Excessive consumption surrounds us in the developed world, complete with the glamourisation of large houses, fast cars, designer clothes, fancy technology and sophisticated furniture.
A ‘consumer culture’ can slowly mould our desires around material possessions and make acquiring excessive ‘stuff’ seem normal. It can also result in a careless attitude when it comes to the environmental impact of consuming more than we need.
Most of all, this pull can leave us in a spiral, caught in a never-ending experience of lifestyle envy in the hope more things will provide us greater happiness, fulfilment and status.
There is a growing movement around the world to escape this cycle and get back to basics, based on the idea that life can be better lived by consuming and caring only for possessions we need. This shift is not only kinder to the environment, it can free us up to focus our attention on more fruitful and rewarding aspects of life, develop a healthier sense of identity and practice generosity more abundantly.
Here are five ways to help you transition towards consuming less while experiencing a fuller life and greater contentment.
1. Reduce your fashion footprint
Being green shouldn't stop at recycling bottles and conserving water. The choices we make when it comes to fashion can have a huge impact on our environmental footprint.
TV presenter, eco-fashion expert and founder of Fashionhound.tv Faye De Lanty dedicated her career to showing people second hand goods can be sexy and slick after realising fashion was one of the most toxic industries in the world.
“Embracing the world of thrift shopping and all things vintage and DIY will save you money and help our planet. There are op shops filled with designer brands and great quality garments. With a little know how you can recreate all the looks you see on the runways, celebrities and in magazines for a whole lot less,” said Faye.
2. Get clear on wants versus needs
It is important to be mindful when considering your purchases to avoid getting carried away in the moment. Eco-model Amanda Rootsey said asking yourself a few simple questions when being pulled towards a purchase could make a big difference.
“I always ask myself whether an item will add lasting value to my life. If I know I’ll end up throwing it out after a couple of uses, I’ll generally leave it on the shelf,” said Amanda.

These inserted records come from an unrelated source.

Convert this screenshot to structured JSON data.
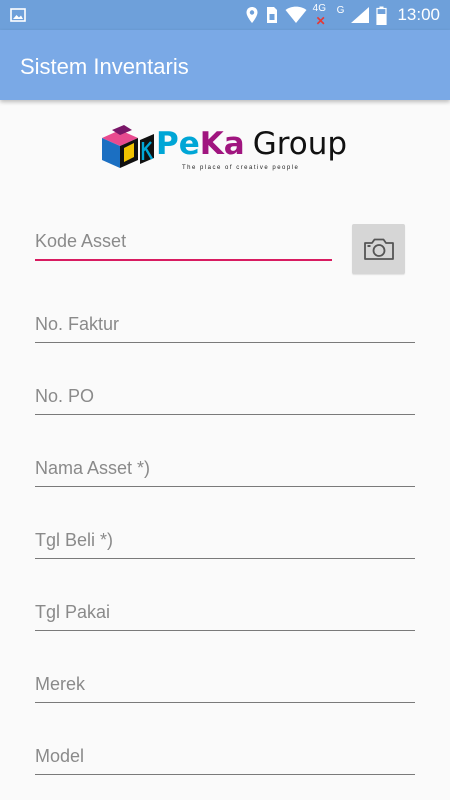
{
  "status_bar": {
    "time": "13:00",
    "network_label": "4G",
    "g_label": "G",
    "icons": [
      "image-icon",
      "location-icon",
      "sim-card-icon",
      "wifi-icon",
      "signal-4g-icon",
      "signal-icon",
      "battery-icon"
    ]
  },
  "app_bar": {
    "title": "Sistem Inventaris"
  },
  "logo": {
    "pe": "Pe",
    "ka": "Ka",
    "group": "Group",
    "tagline": "The place of creative people"
  },
  "form": {
    "fields": [
      {
        "placeholder": "Kode Asset"
      },
      {
        "placeholder": "No. Faktur"
      },
      {
        "placeholder": "No. PO"
      },
      {
        "placeholder": "Nama Asset *)"
      },
      {
        "placeholder": "Tgl Beli *)"
      },
      {
        "placeholder": "Tgl Pakai"
      },
      {
        "placeholder": "Merek"
      },
      {
        "placeholder": "Model"
      }
    ],
    "scan_button_icon": "camera-icon"
  },
  "colors": {
    "status_bar": "#6ea0da",
    "app_bar": "#7aa9e6",
    "accent": "#d81b60"
  }
}
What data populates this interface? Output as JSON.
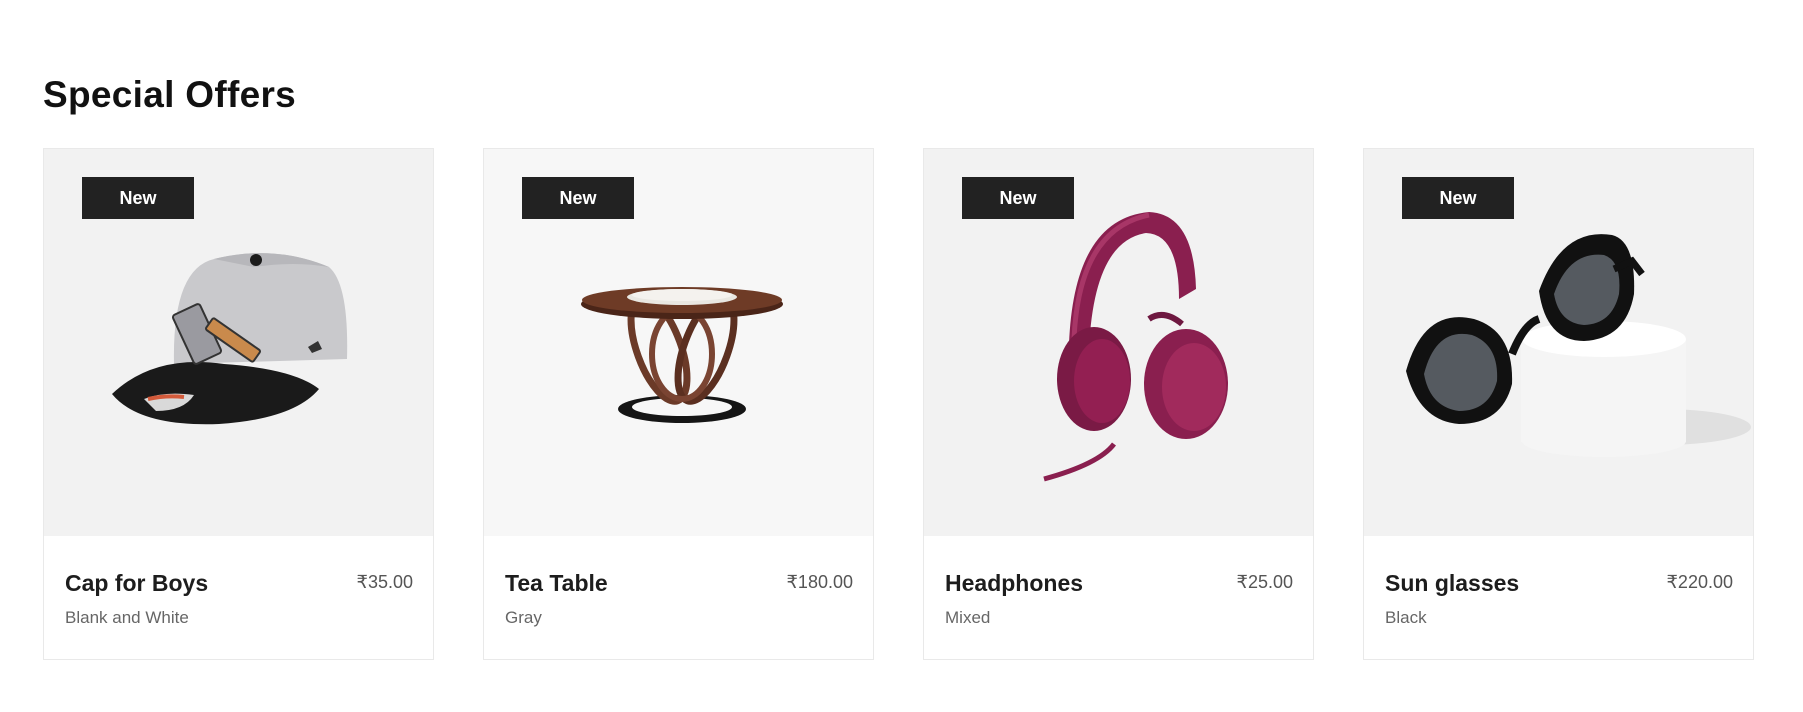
{
  "section": {
    "title": "Special Offers"
  },
  "products": [
    {
      "badge": "New",
      "name": "Cap for Boys",
      "price": "₹35.00",
      "variant": "Blank and White",
      "image_icon": "cap-image"
    },
    {
      "badge": "New",
      "name": "Tea Table",
      "price": "₹180.00",
      "variant": "Gray",
      "image_icon": "table-image"
    },
    {
      "badge": "New",
      "name": "Headphones",
      "price": "₹25.00",
      "variant": "Mixed",
      "image_icon": "headphones-image"
    },
    {
      "badge": "New",
      "name": "Sun glasses",
      "price": "₹220.00",
      "variant": "Black",
      "image_icon": "sunglasses-image"
    }
  ],
  "colors": {
    "badge_bg": "#222222",
    "card_media_bg": "#f2f2f2",
    "headphones": "#8a1f4f"
  }
}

Amanda was also wary of emotional purchasing decisions which could see people buying things in the hope it would make them feel better, happier or more successful in the short-term.
“Instead of a shopping spree, why not treat yourself to a day at the beach, a yoga class or a juice with your friends? Keeping a note on your phone or diary with the list of things you need and referring to it when shopping can be really helpful to keep you focused,” said Amanda.
“When you do need something, why not check if you can get it second hand? Alternatively, can it be locally made? Is there an eco-friendly or fair trade version you can source?”
3. Reduce food waste
It is estimated a quarter of all fresh fruit and vegetables produced in Australia is thrown away each year because it is not seen as visually appealing. This adds up to thousands of kilograms of perfectly eatable produce wasted daily. This hurts the environment, takes a toll on our farmers and increases the cost of living.
It isn’t just fresh food which goes to waste either. Co-founder of 1 Million Women Natalie Isaacs recommended thinking carefully before buying ‘two for one deals’ for products you may not need or use, studying use-by dates carefully and considering meal sizes to minimise leftovers as great ways to reduce waste.
She also encouraged others to consider creating a worm farm to make wonderful use of excess food.
“All our food scraps are fed to our worm farms, and then we use the worm juice to feed our plants! It’s a wonderful cycle,” said Natalie.
4. Ditch the packaging
Did you know each Australian is responsible for an average of 200 kilograms of packaging waste each year? We live in a society where colourful combinations of plastic and cardboard package the vast majority of products in our supermarkets, with much of these materials not recyclable.
The good news is there are plenty of ways we can reduce our consumption of excess packaging. Health and wellness ambassador for Perfect Potion Rita Balshaw suggested a simple way to get rid of plastic bags.
“Why not try shopping for fruit, vegetables and fresh baked goods at the farmers market or local whole foods co-op using reusable shopping bags, a foldable shopping cart or even a picnic basket?” said Rita.
“It is easy to bring along empty bottles and jars and fill them up from the giant barrels of honey, tahini and olive oils. There are also companies all over Australia that specialise in the bulk buying of whole foods that will help you reduce the packaging you use further.”
25-year-old nurse Coreena Cruceanu’s life turned on its axis when she contracted a Lyme-like illness. The extensive lifestyle and dietary changes she made to facilitate her recovery sparked a fascination with natural health and she is now studying to become a nutritionist.